**Extracted data**
--------------------------------

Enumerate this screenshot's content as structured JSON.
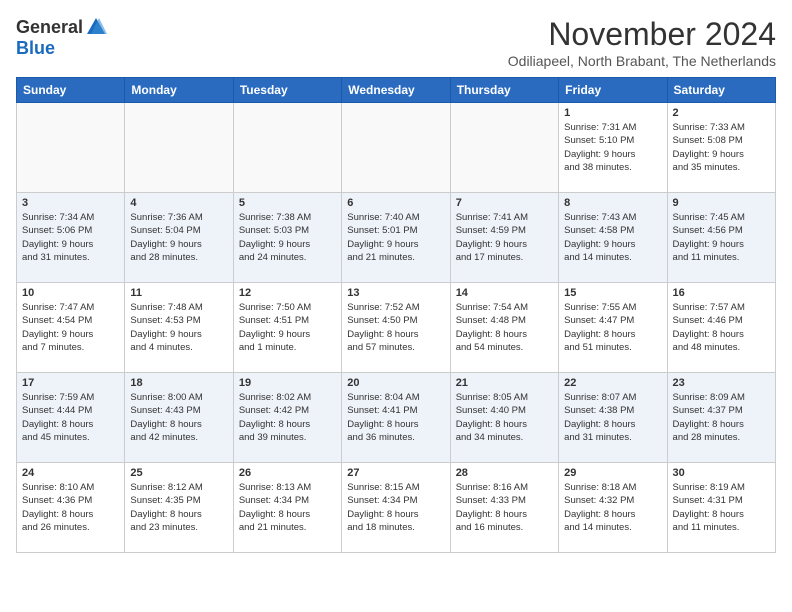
{
  "header": {
    "logo_general": "General",
    "logo_blue": "Blue",
    "month_title": "November 2024",
    "subtitle": "Odiliapeel, North Brabant, The Netherlands"
  },
  "weekdays": [
    "Sunday",
    "Monday",
    "Tuesday",
    "Wednesday",
    "Thursday",
    "Friday",
    "Saturday"
  ],
  "weeks": [
    [
      {
        "day": "",
        "info": ""
      },
      {
        "day": "",
        "info": ""
      },
      {
        "day": "",
        "info": ""
      },
      {
        "day": "",
        "info": ""
      },
      {
        "day": "",
        "info": ""
      },
      {
        "day": "1",
        "info": "Sunrise: 7:31 AM\nSunset: 5:10 PM\nDaylight: 9 hours\nand 38 minutes."
      },
      {
        "day": "2",
        "info": "Sunrise: 7:33 AM\nSunset: 5:08 PM\nDaylight: 9 hours\nand 35 minutes."
      }
    ],
    [
      {
        "day": "3",
        "info": "Sunrise: 7:34 AM\nSunset: 5:06 PM\nDaylight: 9 hours\nand 31 minutes."
      },
      {
        "day": "4",
        "info": "Sunrise: 7:36 AM\nSunset: 5:04 PM\nDaylight: 9 hours\nand 28 minutes."
      },
      {
        "day": "5",
        "info": "Sunrise: 7:38 AM\nSunset: 5:03 PM\nDaylight: 9 hours\nand 24 minutes."
      },
      {
        "day": "6",
        "info": "Sunrise: 7:40 AM\nSunset: 5:01 PM\nDaylight: 9 hours\nand 21 minutes."
      },
      {
        "day": "7",
        "info": "Sunrise: 7:41 AM\nSunset: 4:59 PM\nDaylight: 9 hours\nand 17 minutes."
      },
      {
        "day": "8",
        "info": "Sunrise: 7:43 AM\nSunset: 4:58 PM\nDaylight: 9 hours\nand 14 minutes."
      },
      {
        "day": "9",
        "info": "Sunrise: 7:45 AM\nSunset: 4:56 PM\nDaylight: 9 hours\nand 11 minutes."
      }
    ],
    [
      {
        "day": "10",
        "info": "Sunrise: 7:47 AM\nSunset: 4:54 PM\nDaylight: 9 hours\nand 7 minutes."
      },
      {
        "day": "11",
        "info": "Sunrise: 7:48 AM\nSunset: 4:53 PM\nDaylight: 9 hours\nand 4 minutes."
      },
      {
        "day": "12",
        "info": "Sunrise: 7:50 AM\nSunset: 4:51 PM\nDaylight: 9 hours\nand 1 minute."
      },
      {
        "day": "13",
        "info": "Sunrise: 7:52 AM\nSunset: 4:50 PM\nDaylight: 8 hours\nand 57 minutes."
      },
      {
        "day": "14",
        "info": "Sunrise: 7:54 AM\nSunset: 4:48 PM\nDaylight: 8 hours\nand 54 minutes."
      },
      {
        "day": "15",
        "info": "Sunrise: 7:55 AM\nSunset: 4:47 PM\nDaylight: 8 hours\nand 51 minutes."
      },
      {
        "day": "16",
        "info": "Sunrise: 7:57 AM\nSunset: 4:46 PM\nDaylight: 8 hours\nand 48 minutes."
      }
    ],
    [
      {
        "day": "17",
        "info": "Sunrise: 7:59 AM\nSunset: 4:44 PM\nDaylight: 8 hours\nand 45 minutes."
      },
      {
        "day": "18",
        "info": "Sunrise: 8:00 AM\nSunset: 4:43 PM\nDaylight: 8 hours\nand 42 minutes."
      },
      {
        "day": "19",
        "info": "Sunrise: 8:02 AM\nSunset: 4:42 PM\nDaylight: 8 hours\nand 39 minutes."
      },
      {
        "day": "20",
        "info": "Sunrise: 8:04 AM\nSunset: 4:41 PM\nDaylight: 8 hours\nand 36 minutes."
      },
      {
        "day": "21",
        "info": "Sunrise: 8:05 AM\nSunset: 4:40 PM\nDaylight: 8 hours\nand 34 minutes."
      },
      {
        "day": "22",
        "info": "Sunrise: 8:07 AM\nSunset: 4:38 PM\nDaylight: 8 hours\nand 31 minutes."
      },
      {
        "day": "23",
        "info": "Sunrise: 8:09 AM\nSunset: 4:37 PM\nDaylight: 8 hours\nand 28 minutes."
      }
    ],
    [
      {
        "day": "24",
        "info": "Sunrise: 8:10 AM\nSunset: 4:36 PM\nDaylight: 8 hours\nand 26 minutes."
      },
      {
        "day": "25",
        "info": "Sunrise: 8:12 AM\nSunset: 4:35 PM\nDaylight: 8 hours\nand 23 minutes."
      },
      {
        "day": "26",
        "info": "Sunrise: 8:13 AM\nSunset: 4:34 PM\nDaylight: 8 hours\nand 21 minutes."
      },
      {
        "day": "27",
        "info": "Sunrise: 8:15 AM\nSunset: 4:34 PM\nDaylight: 8 hours\nand 18 minutes."
      },
      {
        "day": "28",
        "info": "Sunrise: 8:16 AM\nSunset: 4:33 PM\nDaylight: 8 hours\nand 16 minutes."
      },
      {
        "day": "29",
        "info": "Sunrise: 8:18 AM\nSunset: 4:32 PM\nDaylight: 8 hours\nand 14 minutes."
      },
      {
        "day": "30",
        "info": "Sunrise: 8:19 AM\nSunset: 4:31 PM\nDaylight: 8 hours\nand 11 minutes."
      }
    ]
  ]
}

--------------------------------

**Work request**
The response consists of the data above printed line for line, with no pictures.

**Response area**
Enumerate this screenshot's content as structured JSON.
{
  "header": {
    "logo_general": "General",
    "logo_blue": "Blue",
    "month_title": "November 2024",
    "subtitle": "Odiliapeel, North Brabant, The Netherlands"
  },
  "weekdays": [
    "Sunday",
    "Monday",
    "Tuesday",
    "Wednesday",
    "Thursday",
    "Friday",
    "Saturday"
  ],
  "weeks": [
    [
      {
        "day": "",
        "info": ""
      },
      {
        "day": "",
        "info": ""
      },
      {
        "day": "",
        "info": ""
      },
      {
        "day": "",
        "info": ""
      },
      {
        "day": "",
        "info": ""
      },
      {
        "day": "1",
        "info": "Sunrise: 7:31 AM\nSunset: 5:10 PM\nDaylight: 9 hours\nand 38 minutes."
      },
      {
        "day": "2",
        "info": "Sunrise: 7:33 AM\nSunset: 5:08 PM\nDaylight: 9 hours\nand 35 minutes."
      }
    ],
    [
      {
        "day": "3",
        "info": "Sunrise: 7:34 AM\nSunset: 5:06 PM\nDaylight: 9 hours\nand 31 minutes."
      },
      {
        "day": "4",
        "info": "Sunrise: 7:36 AM\nSunset: 5:04 PM\nDaylight: 9 hours\nand 28 minutes."
      },
      {
        "day": "5",
        "info": "Sunrise: 7:38 AM\nSunset: 5:03 PM\nDaylight: 9 hours\nand 24 minutes."
      },
      {
        "day": "6",
        "info": "Sunrise: 7:40 AM\nSunset: 5:01 PM\nDaylight: 9 hours\nand 21 minutes."
      },
      {
        "day": "7",
        "info": "Sunrise: 7:41 AM\nSunset: 4:59 PM\nDaylight: 9 hours\nand 17 minutes."
      },
      {
        "day": "8",
        "info": "Sunrise: 7:43 AM\nSunset: 4:58 PM\nDaylight: 9 hours\nand 14 minutes."
      },
      {
        "day": "9",
        "info": "Sunrise: 7:45 AM\nSunset: 4:56 PM\nDaylight: 9 hours\nand 11 minutes."
      }
    ],
    [
      {
        "day": "10",
        "info": "Sunrise: 7:47 AM\nSunset: 4:54 PM\nDaylight: 9 hours\nand 7 minutes."
      },
      {
        "day": "11",
        "info": "Sunrise: 7:48 AM\nSunset: 4:53 PM\nDaylight: 9 hours\nand 4 minutes."
      },
      {
        "day": "12",
        "info": "Sunrise: 7:50 AM\nSunset: 4:51 PM\nDaylight: 9 hours\nand 1 minute."
      },
      {
        "day": "13",
        "info": "Sunrise: 7:52 AM\nSunset: 4:50 PM\nDaylight: 8 hours\nand 57 minutes."
      },
      {
        "day": "14",
        "info": "Sunrise: 7:54 AM\nSunset: 4:48 PM\nDaylight: 8 hours\nand 54 minutes."
      },
      {
        "day": "15",
        "info": "Sunrise: 7:55 AM\nSunset: 4:47 PM\nDaylight: 8 hours\nand 51 minutes."
      },
      {
        "day": "16",
        "info": "Sunrise: 7:57 AM\nSunset: 4:46 PM\nDaylight: 8 hours\nand 48 minutes."
      }
    ],
    [
      {
        "day": "17",
        "info": "Sunrise: 7:59 AM\nSunset: 4:44 PM\nDaylight: 8 hours\nand 45 minutes."
      },
      {
        "day": "18",
        "info": "Sunrise: 8:00 AM\nSunset: 4:43 PM\nDaylight: 8 hours\nand 42 minutes."
      },
      {
        "day": "19",
        "info": "Sunrise: 8:02 AM\nSunset: 4:42 PM\nDaylight: 8 hours\nand 39 minutes."
      },
      {
        "day": "20",
        "info": "Sunrise: 8:04 AM\nSunset: 4:41 PM\nDaylight: 8 hours\nand 36 minutes."
      },
      {
        "day": "21",
        "info": "Sunrise: 8:05 AM\nSunset: 4:40 PM\nDaylight: 8 hours\nand 34 minutes."
      },
      {
        "day": "22",
        "info": "Sunrise: 8:07 AM\nSunset: 4:38 PM\nDaylight: 8 hours\nand 31 minutes."
      },
      {
        "day": "23",
        "info": "Sunrise: 8:09 AM\nSunset: 4:37 PM\nDaylight: 8 hours\nand 28 minutes."
      }
    ],
    [
      {
        "day": "24",
        "info": "Sunrise: 8:10 AM\nSunset: 4:36 PM\nDaylight: 8 hours\nand 26 minutes."
      },
      {
        "day": "25",
        "info": "Sunrise: 8:12 AM\nSunset: 4:35 PM\nDaylight: 8 hours\nand 23 minutes."
      },
      {
        "day": "26",
        "info": "Sunrise: 8:13 AM\nSunset: 4:34 PM\nDaylight: 8 hours\nand 21 minutes."
      },
      {
        "day": "27",
        "info": "Sunrise: 8:15 AM\nSunset: 4:34 PM\nDaylight: 8 hours\nand 18 minutes."
      },
      {
        "day": "28",
        "info": "Sunrise: 8:16 AM\nSunset: 4:33 PM\nDaylight: 8 hours\nand 16 minutes."
      },
      {
        "day": "29",
        "info": "Sunrise: 8:18 AM\nSunset: 4:32 PM\nDaylight: 8 hours\nand 14 minutes."
      },
      {
        "day": "30",
        "info": "Sunrise: 8:19 AM\nSunset: 4:31 PM\nDaylight: 8 hours\nand 11 minutes."
      }
    ]
  ]
}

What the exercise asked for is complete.